### Task goal:
Whenever a line in the entries below contains "gutter", copy that line.

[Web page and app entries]
━━━

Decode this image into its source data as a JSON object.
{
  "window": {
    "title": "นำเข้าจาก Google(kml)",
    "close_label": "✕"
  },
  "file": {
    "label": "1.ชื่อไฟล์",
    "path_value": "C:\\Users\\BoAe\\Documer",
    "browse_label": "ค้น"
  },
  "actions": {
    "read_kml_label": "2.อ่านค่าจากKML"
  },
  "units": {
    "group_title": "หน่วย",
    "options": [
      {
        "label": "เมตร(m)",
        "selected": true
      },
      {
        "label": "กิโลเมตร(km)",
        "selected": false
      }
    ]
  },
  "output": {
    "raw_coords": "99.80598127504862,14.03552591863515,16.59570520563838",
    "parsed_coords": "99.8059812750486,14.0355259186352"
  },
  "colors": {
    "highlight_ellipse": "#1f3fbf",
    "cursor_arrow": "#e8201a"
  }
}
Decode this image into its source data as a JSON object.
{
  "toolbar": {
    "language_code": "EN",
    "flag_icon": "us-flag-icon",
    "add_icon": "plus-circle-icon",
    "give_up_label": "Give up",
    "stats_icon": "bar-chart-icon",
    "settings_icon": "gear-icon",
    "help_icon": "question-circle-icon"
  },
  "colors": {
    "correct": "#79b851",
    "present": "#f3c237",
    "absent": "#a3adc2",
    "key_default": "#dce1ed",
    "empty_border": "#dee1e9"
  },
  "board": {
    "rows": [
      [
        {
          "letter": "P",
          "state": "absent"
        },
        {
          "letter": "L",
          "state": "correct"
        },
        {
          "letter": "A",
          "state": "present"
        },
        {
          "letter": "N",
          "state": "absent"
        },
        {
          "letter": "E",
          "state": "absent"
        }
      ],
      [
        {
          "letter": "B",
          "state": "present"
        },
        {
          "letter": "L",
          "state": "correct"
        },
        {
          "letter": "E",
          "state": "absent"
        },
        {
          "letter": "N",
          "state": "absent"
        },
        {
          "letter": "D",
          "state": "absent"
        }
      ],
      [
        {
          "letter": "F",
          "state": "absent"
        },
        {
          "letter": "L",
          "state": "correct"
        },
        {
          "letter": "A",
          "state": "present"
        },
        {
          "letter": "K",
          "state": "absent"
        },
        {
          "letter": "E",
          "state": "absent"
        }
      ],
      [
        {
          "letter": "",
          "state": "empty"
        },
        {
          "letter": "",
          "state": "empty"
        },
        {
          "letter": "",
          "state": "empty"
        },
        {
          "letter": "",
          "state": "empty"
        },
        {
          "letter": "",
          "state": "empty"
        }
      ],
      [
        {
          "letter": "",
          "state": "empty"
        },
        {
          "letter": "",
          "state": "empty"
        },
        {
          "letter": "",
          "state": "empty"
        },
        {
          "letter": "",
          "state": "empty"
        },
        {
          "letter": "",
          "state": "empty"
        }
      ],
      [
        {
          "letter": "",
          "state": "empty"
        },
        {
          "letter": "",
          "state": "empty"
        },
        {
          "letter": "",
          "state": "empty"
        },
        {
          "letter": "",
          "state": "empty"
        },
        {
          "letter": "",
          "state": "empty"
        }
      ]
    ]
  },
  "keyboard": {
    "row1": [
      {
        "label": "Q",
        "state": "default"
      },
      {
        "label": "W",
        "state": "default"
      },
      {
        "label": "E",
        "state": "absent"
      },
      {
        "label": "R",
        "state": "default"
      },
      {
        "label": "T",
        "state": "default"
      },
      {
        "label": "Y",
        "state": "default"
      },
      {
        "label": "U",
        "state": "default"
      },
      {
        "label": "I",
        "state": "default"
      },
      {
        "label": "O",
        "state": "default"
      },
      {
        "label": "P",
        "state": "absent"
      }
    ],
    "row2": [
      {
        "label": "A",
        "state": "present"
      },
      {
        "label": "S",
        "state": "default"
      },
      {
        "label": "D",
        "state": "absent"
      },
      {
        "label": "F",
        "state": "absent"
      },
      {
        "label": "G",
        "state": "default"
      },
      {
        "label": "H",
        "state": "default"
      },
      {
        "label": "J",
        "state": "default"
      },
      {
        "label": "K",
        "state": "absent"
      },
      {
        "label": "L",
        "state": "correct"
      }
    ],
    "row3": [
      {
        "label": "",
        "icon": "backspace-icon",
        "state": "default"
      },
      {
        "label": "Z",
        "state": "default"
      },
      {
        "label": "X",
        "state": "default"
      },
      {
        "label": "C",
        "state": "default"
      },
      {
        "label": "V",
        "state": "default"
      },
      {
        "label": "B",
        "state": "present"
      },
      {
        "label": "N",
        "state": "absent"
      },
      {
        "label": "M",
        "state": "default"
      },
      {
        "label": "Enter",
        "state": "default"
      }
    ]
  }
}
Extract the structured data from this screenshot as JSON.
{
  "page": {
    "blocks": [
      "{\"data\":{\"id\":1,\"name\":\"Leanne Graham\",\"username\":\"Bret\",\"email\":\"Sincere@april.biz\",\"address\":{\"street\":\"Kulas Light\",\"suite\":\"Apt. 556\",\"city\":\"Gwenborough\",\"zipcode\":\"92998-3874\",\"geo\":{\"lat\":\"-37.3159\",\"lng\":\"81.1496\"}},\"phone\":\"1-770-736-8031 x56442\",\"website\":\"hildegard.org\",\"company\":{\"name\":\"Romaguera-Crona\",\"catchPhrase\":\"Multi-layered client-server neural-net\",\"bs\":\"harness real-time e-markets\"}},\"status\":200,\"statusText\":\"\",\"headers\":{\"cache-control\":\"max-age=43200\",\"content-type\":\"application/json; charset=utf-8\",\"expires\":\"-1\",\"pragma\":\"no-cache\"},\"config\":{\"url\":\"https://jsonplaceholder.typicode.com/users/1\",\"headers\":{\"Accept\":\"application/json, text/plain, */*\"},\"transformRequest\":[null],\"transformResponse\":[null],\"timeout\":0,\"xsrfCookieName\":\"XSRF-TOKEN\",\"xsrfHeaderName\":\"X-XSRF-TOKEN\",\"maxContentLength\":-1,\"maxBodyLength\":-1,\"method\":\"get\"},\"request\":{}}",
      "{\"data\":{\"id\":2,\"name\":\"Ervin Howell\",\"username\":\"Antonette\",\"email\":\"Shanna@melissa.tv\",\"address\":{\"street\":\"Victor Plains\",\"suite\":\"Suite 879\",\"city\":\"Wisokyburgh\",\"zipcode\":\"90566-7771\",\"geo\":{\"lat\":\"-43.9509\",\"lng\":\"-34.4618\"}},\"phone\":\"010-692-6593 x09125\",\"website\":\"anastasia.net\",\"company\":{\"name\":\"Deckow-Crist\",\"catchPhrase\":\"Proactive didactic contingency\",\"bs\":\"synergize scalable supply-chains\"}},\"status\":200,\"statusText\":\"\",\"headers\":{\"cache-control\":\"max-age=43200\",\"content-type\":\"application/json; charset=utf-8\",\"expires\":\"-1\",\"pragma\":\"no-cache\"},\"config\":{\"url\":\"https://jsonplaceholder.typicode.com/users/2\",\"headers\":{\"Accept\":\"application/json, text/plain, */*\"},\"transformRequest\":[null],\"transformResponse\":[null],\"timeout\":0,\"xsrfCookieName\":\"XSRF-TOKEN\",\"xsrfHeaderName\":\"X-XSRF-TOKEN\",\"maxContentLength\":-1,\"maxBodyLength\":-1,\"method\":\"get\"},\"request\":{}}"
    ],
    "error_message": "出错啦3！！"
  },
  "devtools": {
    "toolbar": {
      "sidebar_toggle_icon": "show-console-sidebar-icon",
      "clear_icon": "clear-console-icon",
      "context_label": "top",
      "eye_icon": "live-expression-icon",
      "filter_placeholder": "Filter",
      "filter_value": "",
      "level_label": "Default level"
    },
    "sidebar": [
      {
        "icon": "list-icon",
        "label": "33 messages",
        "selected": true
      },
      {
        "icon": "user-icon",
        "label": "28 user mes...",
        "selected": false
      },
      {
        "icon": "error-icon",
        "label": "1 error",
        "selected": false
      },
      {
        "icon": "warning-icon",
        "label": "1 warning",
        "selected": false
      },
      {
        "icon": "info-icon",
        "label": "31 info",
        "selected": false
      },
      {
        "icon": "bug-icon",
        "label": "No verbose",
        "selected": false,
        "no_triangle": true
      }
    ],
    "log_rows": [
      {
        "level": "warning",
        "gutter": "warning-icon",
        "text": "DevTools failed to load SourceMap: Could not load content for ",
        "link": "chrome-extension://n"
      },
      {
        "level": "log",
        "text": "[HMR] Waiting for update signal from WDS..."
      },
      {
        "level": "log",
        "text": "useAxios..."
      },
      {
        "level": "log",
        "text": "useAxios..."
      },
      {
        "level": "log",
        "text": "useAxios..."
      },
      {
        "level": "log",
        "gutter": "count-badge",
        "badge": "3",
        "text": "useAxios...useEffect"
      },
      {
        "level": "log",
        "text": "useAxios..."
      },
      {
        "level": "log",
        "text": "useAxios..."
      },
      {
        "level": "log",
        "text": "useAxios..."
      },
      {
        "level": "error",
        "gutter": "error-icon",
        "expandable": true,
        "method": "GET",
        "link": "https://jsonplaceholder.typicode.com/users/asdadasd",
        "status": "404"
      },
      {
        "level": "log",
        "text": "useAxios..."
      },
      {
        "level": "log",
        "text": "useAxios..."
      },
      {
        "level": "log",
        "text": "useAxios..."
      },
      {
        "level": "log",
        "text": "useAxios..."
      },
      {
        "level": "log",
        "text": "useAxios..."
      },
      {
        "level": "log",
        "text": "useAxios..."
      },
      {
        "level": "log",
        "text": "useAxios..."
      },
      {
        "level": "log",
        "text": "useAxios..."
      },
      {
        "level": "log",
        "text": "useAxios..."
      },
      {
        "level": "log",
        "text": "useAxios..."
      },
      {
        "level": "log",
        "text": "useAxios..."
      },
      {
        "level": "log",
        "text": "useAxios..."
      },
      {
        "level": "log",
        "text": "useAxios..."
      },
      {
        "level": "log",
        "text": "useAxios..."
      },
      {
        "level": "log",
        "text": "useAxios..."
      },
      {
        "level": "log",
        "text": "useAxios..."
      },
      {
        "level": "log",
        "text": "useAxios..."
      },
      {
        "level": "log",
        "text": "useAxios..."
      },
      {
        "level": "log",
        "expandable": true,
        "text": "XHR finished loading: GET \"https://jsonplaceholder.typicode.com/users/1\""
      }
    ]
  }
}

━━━

### Completed task:
        "gutter": "warning-icon",
        "gutter": "count-badge",
        "gutter": "error-icon",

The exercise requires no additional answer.